When Alex Soria died in front of a train in St-Henri, December 13, Montreal lost one of its greatest songwriters. But Carlos Soria lost his brother. Still, despite the enormity of this family tragedy, older brother Carlos says the torrent of accolades flooding in from Montreal’s artistic community and abroad has lightened the load in the wake of Alex’s death.
"I’ve got my moments, some good, some bad," says Carlos, "but [the tribute gathering at Green Room] last Sunday was great. I think Alex would’ve said that he liked it, even though he didn’t say much – it took a week to get one sentence out of the guy. He would’ve been floored by the level of support."
Alex Soria, who was a very youthful 39, will be remembered and celebrated for many outstanding musical contributions over the years – Chino, Los Pados and Black Sox among them – but it was his first band, The Nils, which he started at the age of 12, that he will be remembered for most.
The Nils were at the forefront of a revolution in pop-punk that included contemporaries like The Replacements and Hüsker Dü. Deceptively simple songs that belied a greater, humble complexity – like the signature Scratches and Needles and Call of the Wild – were The Nils’ calling card, which earned them fans right across the continent. Having a great name probably didn’t hurt either. Nils shows, often a study in contrasting power and subtlety, amply demonstrated Alex’s love of songwriting.
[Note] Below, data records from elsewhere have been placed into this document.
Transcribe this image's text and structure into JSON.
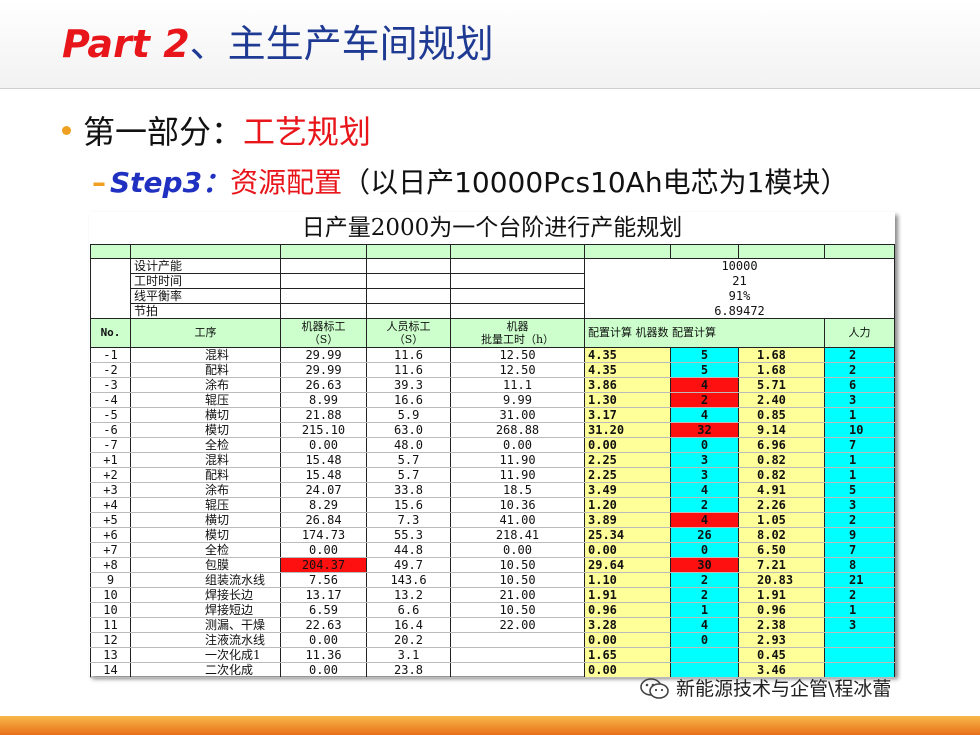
{
  "title": {
    "part": "Part 2",
    "rest": "、主生产车间规划"
  },
  "bullet": {
    "prefix": "第一部分：",
    "highlight": "工艺规划"
  },
  "sub": {
    "step": "Step3：",
    "label": "资源配置",
    "note": "（以日产10000Pcs10Ah电芯为1模块）"
  },
  "sheet": {
    "title": "日产量2000为一个台阶进行产能规划",
    "params": {
      "labels": [
        "设计产能",
        "工时时间",
        "线平衡率",
        "节拍"
      ],
      "values": [
        "10000",
        "21",
        "91%",
        "6.89472"
      ]
    },
    "header": {
      "no": "No.",
      "proc": "工序",
      "machine_std": "机器标工",
      "person_std": "人员标工",
      "unit_s1": "（S）",
      "unit_s2": "（S）",
      "machine": "机器",
      "batch": "批量工时（h）",
      "calc": "配置计算 机器数 配置计算",
      "labor": "人力"
    },
    "rows": [
      {
        "no": "-1",
        "proc": "混料",
        "m": "29.99",
        "p": "11.6",
        "b": "12.50",
        "c1": "4.35",
        "n": "5",
        "c2": "1.68",
        "h": "2"
      },
      {
        "no": "-2",
        "proc": "配料",
        "m": "29.99",
        "p": "11.6",
        "b": "12.50",
        "c1": "4.35",
        "n": "5",
        "c2": "1.68",
        "h": "2"
      },
      {
        "no": "-3",
        "proc": "涂布",
        "m": "26.63",
        "p": "39.3",
        "b": "11.1",
        "c1": "3.86",
        "n": "4",
        "c2": "5.71",
        "h": "6"
      },
      {
        "no": "-4",
        "proc": "辊压",
        "m": "8.99",
        "p": "16.6",
        "b": "9.99",
        "c1": "1.30",
        "n": "2",
        "c2": "2.40",
        "h": "3"
      },
      {
        "no": "-5",
        "proc": "横切",
        "m": "21.88",
        "p": "5.9",
        "b": "31.00",
        "c1": "3.17",
        "n": "4",
        "c2": "0.85",
        "h": "1"
      },
      {
        "no": "-6",
        "proc": "模切",
        "m": "215.10",
        "p": "63.0",
        "b": "268.88",
        "c1": "31.20",
        "n": "32",
        "c2": "9.14",
        "h": "10"
      },
      {
        "no": "-7",
        "proc": "全检",
        "m": "0.00",
        "p": "48.0",
        "b": "0.00",
        "c1": "0.00",
        "n": "0",
        "c2": "6.96",
        "h": "7"
      },
      {
        "no": "+1",
        "proc": "混料",
        "m": "15.48",
        "p": "5.7",
        "b": "11.90",
        "c1": "2.25",
        "n": "3",
        "c2": "0.82",
        "h": "1"
      },
      {
        "no": "+2",
        "proc": "配料",
        "m": "15.48",
        "p": "5.7",
        "b": "11.90",
        "c1": "2.25",
        "n": "3",
        "c2": "0.82",
        "h": "1"
      },
      {
        "no": "+3",
        "proc": "涂布",
        "m": "24.07",
        "p": "33.8",
        "b": "18.5",
        "c1": "3.49",
        "n": "4",
        "c2": "4.91",
        "h": "5"
      },
      {
        "no": "+4",
        "proc": "辊压",
        "m": "8.29",
        "p": "15.6",
        "b": "10.36",
        "c1": "1.20",
        "n": "2",
        "c2": "2.26",
        "h": "3"
      },
      {
        "no": "+5",
        "proc": "横切",
        "m": "26.84",
        "p": "7.3",
        "b": "41.00",
        "c1": "3.89",
        "n": "4",
        "c2": "1.05",
        "h": "2"
      },
      {
        "no": "+6",
        "proc": "模切",
        "m": "174.73",
        "p": "55.3",
        "b": "218.41",
        "c1": "25.34",
        "n": "26",
        "c2": "8.02",
        "h": "9"
      },
      {
        "no": "+7",
        "proc": "全检",
        "m": "0.00",
        "p": "44.8",
        "b": "0.00",
        "c1": "0.00",
        "n": "0",
        "c2": "6.50",
        "h": "7"
      },
      {
        "no": "+8",
        "proc": "包膜",
        "m": "204.37",
        "p": "49.7",
        "b": "10.50",
        "c1": "29.64",
        "n": "30",
        "c2": "7.21",
        "h": "8"
      },
      {
        "no": "9",
        "proc": "组装流水线",
        "m": "7.56",
        "p": "143.6",
        "b": "10.50",
        "c1": "1.10",
        "n": "2",
        "c2": "20.83",
        "h": "21"
      },
      {
        "no": "10",
        "proc": "焊接长边",
        "m": "13.17",
        "p": "13.2",
        "b": "21.00",
        "c1": "1.91",
        "n": "2",
        "c2": "1.91",
        "h": "2"
      },
      {
        "no": "10",
        "proc": "焊接短边",
        "m": "6.59",
        "p": "6.6",
        "b": "10.50",
        "c1": "0.96",
        "n": "1",
        "c2": "0.96",
        "h": "1"
      },
      {
        "no": "11",
        "proc": "测漏、干燥",
        "m": "22.63",
        "p": "16.4",
        "b": "22.00",
        "c1": "3.28",
        "n": "4",
        "c2": "2.38",
        "h": "3"
      },
      {
        "no": "12",
        "proc": "注液流水线",
        "m": "0.00",
        "p": "20.2",
        "b": "",
        "c1": "0.00",
        "n": "0",
        "c2": "2.93",
        "h": ""
      },
      {
        "no": "13",
        "proc": "一次化成1",
        "m": "11.36",
        "p": "3.1",
        "b": "",
        "c1": "1.65",
        "n": "",
        "c2": "0.45",
        "h": ""
      },
      {
        "no": "14",
        "proc": "二次化成",
        "m": "0.00",
        "p": "23.8",
        "b": "",
        "c1": "0.00",
        "n": "",
        "c2": "3.46",
        "h": ""
      }
    ]
  },
  "watermark": "新能源技术与企管\\程冰蕾",
  "colors": {
    "title_red": "#e8151b",
    "title_blue": "#1f3a93",
    "header_green": "#ccffcc",
    "calc_yellow": "#ffff99",
    "count_cyan": "#00ffff",
    "alert_red": "#ff1010",
    "band_orange": "#f0a020"
  }
}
"He did it for love, he didn’t do it for money or anything," says the bass-playing Carlos, who with brother Alex formed the backbone of the The Nils’ during their nearly 16-year existence. "He strived for perfection. Alex had a God-given talent, while I used to struggle to play bass."
In those days the brothers also had another thing in common, a struggle with heroin addiction, which sadly has become a component part of The Nils’ history.
"You know what people always say about the ‘H’ word, and the drugs," says Carlos evenly, "but The Nils were never into that until our dreams were taken away, and I wish people would be a little more fair. Alex wouldn’t want us to be bitter or pass blame, he would just want to remember the good things."
The elder Soria is hoping to shift his focus to a memorial concert for his brother in the new year. "There’ve been some good people offering to help out," says Carlos, noting that support for the endeavour has been heartening. "Alex would have wanted it to have a bit of class, so it has to be done right, so it probably won’t be before the end of January."
The concert will provide a small bit of solace, a show of love that Carlos hopes will ease a bit of the pain.
"Alex thought that nobody loved him, it was an act of desperation," he says quietly. "I just want to hang out with my brother and I know I’m never going to be able to do that again."